Master of Science
Geological and Environmental Sciences
Dr. Christopher J. Schmidt
Dr. William Sauck
Dr. Ronald Chase
Gravity, geology, geophysics, Tobacco Root, batholith
Masters Thesis-Open Access
The objective of this research was to delineate and profile the Late Cretaceous Tobacco Root batholith in southwestern Montana through the application of the gravitational method. This survey was accomplished by obtaining 232 gravity measurements in four profiles across the batholith. After correcting for known variations in the gravity field, a Bouguer anomaly map of the batholith and surrounding host rocks was created. Four residual gravity profiles and map, created by subtracting the regional gravity from the Bouguer anomaly, reveal a maximum negative gravity anomaly in the center portion of the batholith which is parallel to the trend of the batholith. The batholith consists of granitic rocks that have measured densities that are 0.20 g/cm3 smaller than the Precambrian (Archean) metamorphic rocks into which they are intruded. This density contrast produced negative gravity anomalies up to -46.7 mGal. Modeling of the profiles using measured densities indicates that the batholith extends to its greatest depth (20 km) in the subsurface. Another gravity low on the northwest, near the Jefferson River, suggests a subsurface extension of the batholith in that direction. The modeled profiles also suggest a decrease in depth and lateral extent from the center portion of the batholith to the southeast.
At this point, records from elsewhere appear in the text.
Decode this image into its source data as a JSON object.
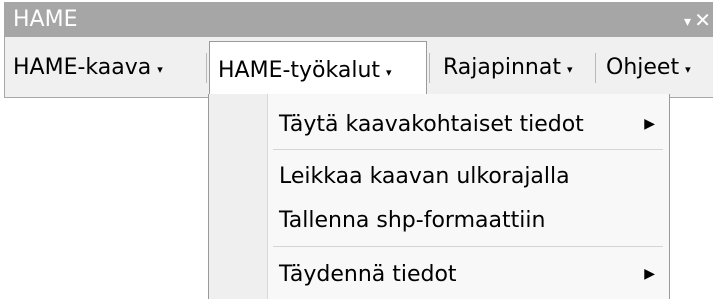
{
  "window": {
    "title": "HAME",
    "dropdown_glyph": "▾",
    "close_glyph": "✕"
  },
  "menubar": {
    "items": [
      {
        "label": "HAME-kaava",
        "caret": "▾"
      },
      {
        "label": "HAME-työkalut",
        "caret": "▾"
      },
      {
        "label": "Rajapinnat",
        "caret": "▾"
      },
      {
        "label": "Ohjeet",
        "caret": "▾"
      }
    ]
  },
  "dropdown": {
    "items": [
      {
        "label": "Täytä kaavakohtaiset tiedot",
        "submenu_arrow": "▶"
      },
      {
        "label": "Leikkaa kaavan ulkorajalla"
      },
      {
        "label": "Tallenna shp-formaattiin"
      },
      {
        "label": "Täydennä tiedot",
        "submenu_arrow": "▶"
      }
    ]
  },
  "colors": {
    "titlebar": "#a6a6a6",
    "menubar": "#f0f0f0",
    "dropdown_bg": "#f8f8f8"
  }
}
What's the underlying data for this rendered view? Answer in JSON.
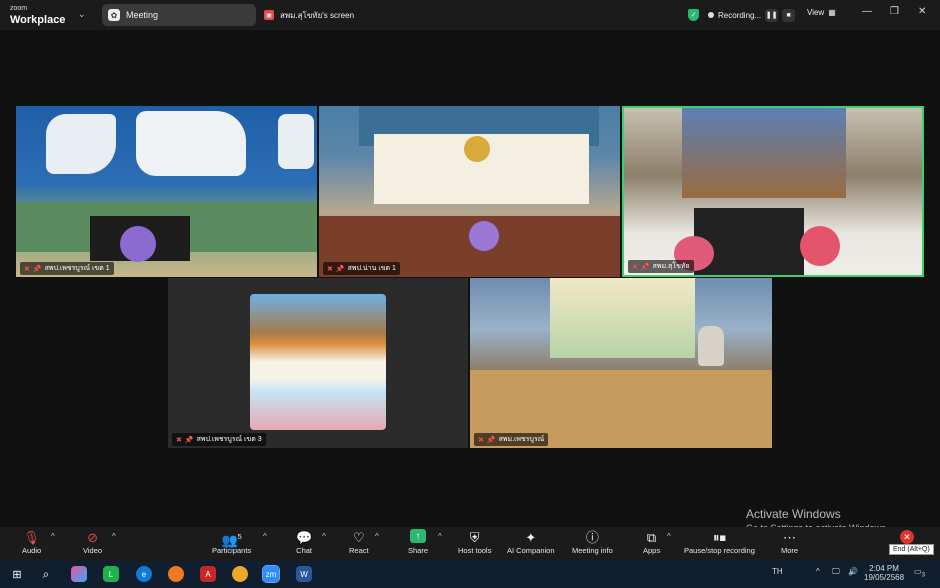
{
  "topbar": {
    "brand_line1": "zoom",
    "brand_line2": "Workplace",
    "meeting_tab": "Meeting",
    "share_tab": "สพม.สุโขทัย's screen",
    "recording_label": "Recording...",
    "view_label": "View"
  },
  "tiles": [
    {
      "name": "สพป.เพชรบูรณ์ เขต 1"
    },
    {
      "name": "สพป.น่าน เขต 1"
    },
    {
      "name": "สพม.สุโขทัย",
      "active": true
    },
    {
      "name": "สพป.เพชรบูรณ์ เขต 3"
    },
    {
      "name": "สพม.เพชรบูรณ์"
    }
  ],
  "toolbar": {
    "audio": "Audio",
    "video": "Video",
    "participants": "Participants",
    "participants_count": "5",
    "chat": "Chat",
    "react": "React",
    "share": "Share",
    "host_tools": "Host tools",
    "ai_companion": "AI Companion",
    "meeting_info": "Meeting info",
    "apps": "Apps",
    "pause_stop": "Pause/stop recording",
    "more": "More",
    "end_tip": "End (Alt+Q)"
  },
  "activate": {
    "title": "Activate Windows",
    "subtitle": "Go to Settings to activate Windows."
  },
  "taskbar": {
    "lang": "TH",
    "time": "2:04 PM",
    "date": "19/05/2568",
    "notif": "3"
  },
  "colors": {
    "active_border": "#3cd070",
    "share_green": "#2bb673",
    "muted_red": "#e24b4b"
  }
}
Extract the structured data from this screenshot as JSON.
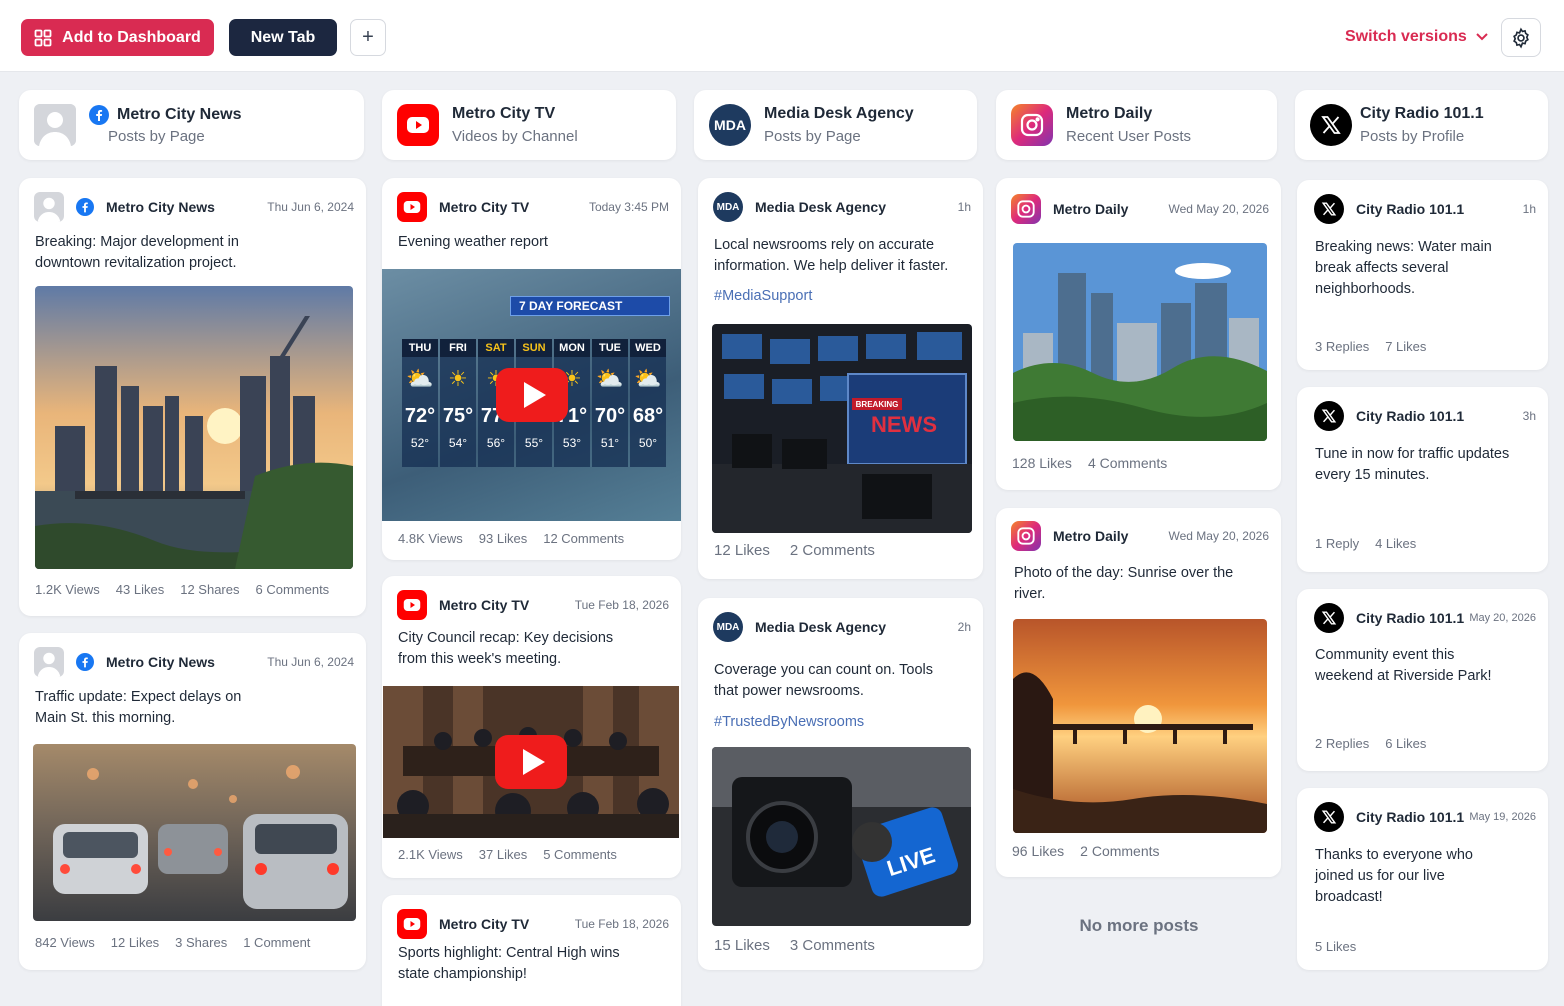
{
  "toolbar": {
    "add_label": "Add to Dashboard",
    "new_tab_label": "New Tab",
    "plus_label": "+",
    "switch_label": "Switch versions"
  },
  "columns": [
    {
      "title": "Metro City News",
      "subtitle": "Posts by Page",
      "network": "facebook"
    },
    {
      "title": "Metro City TV",
      "subtitle": "Videos by Channel",
      "network": "youtube"
    },
    {
      "title": "Media Desk Agency",
      "subtitle": "Posts by Page",
      "avatar_text": "MDA"
    },
    {
      "title": "Metro Daily",
      "subtitle": "Recent User Posts",
      "network": "instagram"
    },
    {
      "title": "City Radio 101.1",
      "subtitle": "Posts by Profile",
      "network": "x"
    }
  ],
  "posts": {
    "fb1": {
      "name": "Metro City News",
      "date": "Thu Jun 6, 2024",
      "text": "Breaking: Major development in downtown revitalization project.",
      "stats": [
        "1.2K Views",
        "43 Likes",
        "12 Shares",
        "6 Comments"
      ]
    },
    "fb2": {
      "name": "Metro City News",
      "date": "Thu Jun 6, 2024",
      "text": "Traffic update: Expect delays on Main St. this morning.",
      "stats": [
        "842 Views",
        "12 Likes",
        "3 Shares",
        "1 Comment"
      ]
    },
    "yt1": {
      "name": "Metro City TV",
      "date": "Today 3:45 PM",
      "text": "Evening weather report",
      "stats": [
        "4.8K Views",
        "93 Likes",
        "12 Comments"
      ]
    },
    "yt2": {
      "name": "Metro City TV",
      "date": "Tue Feb 18, 2026",
      "text": "City Council recap: Key decisions from this week's meeting.",
      "stats": [
        "2.1K Views",
        "37 Likes",
        "5 Comments"
      ]
    },
    "yt3": {
      "name": "Metro City TV",
      "date": "Tue Feb 18, 2026",
      "text": "Sports highlight: Central High wins state championship!"
    },
    "md1": {
      "name": "Media Desk Agency",
      "date": "1h",
      "text": "Local newsrooms rely on accurate information. We help deliver it faster.",
      "tag": "#MediaSupport",
      "stats": [
        "12 Likes",
        "2 Comments"
      ]
    },
    "md2": {
      "name": "Media Desk Agency",
      "date": "2h",
      "text": "Coverage you can count on. Tools that power newsrooms.",
      "tag": "#TrustedByNewsrooms",
      "stats": [
        "15 Likes",
        "3 Comments"
      ]
    },
    "ig1": {
      "name": "Metro Daily",
      "date": "Wed May 20, 2026",
      "stats": [
        "128 Likes",
        "4 Comments"
      ]
    },
    "ig2": {
      "name": "Metro Daily",
      "date": "Wed May 20, 2026",
      "text": "Photo of the day: Sunrise over the river.",
      "stats": [
        "96 Likes",
        "2 Comments"
      ]
    },
    "x1": {
      "name": "City Radio 101.1",
      "date": "1h",
      "text": "Breaking news: Water main break affects several neighborhoods.",
      "stats": [
        "3 Replies",
        "7 Likes"
      ]
    },
    "x2": {
      "name": "City Radio 101.1",
      "date": "3h",
      "text": "Tune in now for traffic updates every 15 minutes.",
      "stats": [
        "1 Reply",
        "4 Likes"
      ]
    },
    "x3": {
      "name": "City Radio 101.1",
      "date": "May 20, 2026",
      "text": "Community event this weekend at Riverside Park!",
      "stats": [
        "2 Replies",
        "6 Likes"
      ]
    },
    "x4": {
      "name": "City Radio 101.1",
      "date": "May 19, 2026",
      "text": "Thanks to everyone who joined us for our live broadcast!",
      "stats": [
        "5 Likes"
      ]
    }
  },
  "avatar_text": "MDA",
  "weather": {
    "title": "7 DAY FORECAST",
    "days": [
      {
        "d": "THU",
        "hi": "72°",
        "lo": "52°",
        "icon": "⛅"
      },
      {
        "d": "FRI",
        "hi": "75°",
        "lo": "54°",
        "icon": "☀"
      },
      {
        "d": "SAT",
        "hi": "77°",
        "lo": "56°",
        "icon": "☀"
      },
      {
        "d": "SUN",
        "hi": "73°",
        "lo": "55°",
        "icon": "☀"
      },
      {
        "d": "MON",
        "hi": "71°",
        "lo": "53°",
        "icon": "☀"
      },
      {
        "d": "TUE",
        "hi": "70°",
        "lo": "51°",
        "icon": "⛅"
      },
      {
        "d": "WED",
        "hi": "68°",
        "lo": "50°",
        "icon": "⛅"
      }
    ]
  },
  "image_text": {
    "breaking": "BREAKING",
    "news": "NEWS",
    "live": "LIVE"
  },
  "no_more_label": "No more posts",
  "colors": {
    "accent": "#d92b52",
    "dark": "#1c2740",
    "facebook": "#1877f2",
    "youtube": "#ff0000",
    "instagram": "#e1306c",
    "x": "#000000",
    "mda": "#1e3a5f"
  }
}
The narrow subsurface shape on the northwest, parallel to the principal faults, the rapid thickening toward the central region, and the abrupt termination on the southeast are compatible with magma movement from the northwest.
Tatum, "A Gravity Investigation of the Tobacco Root Batholith Southwest Montana" (2015). Master's Theses. 586.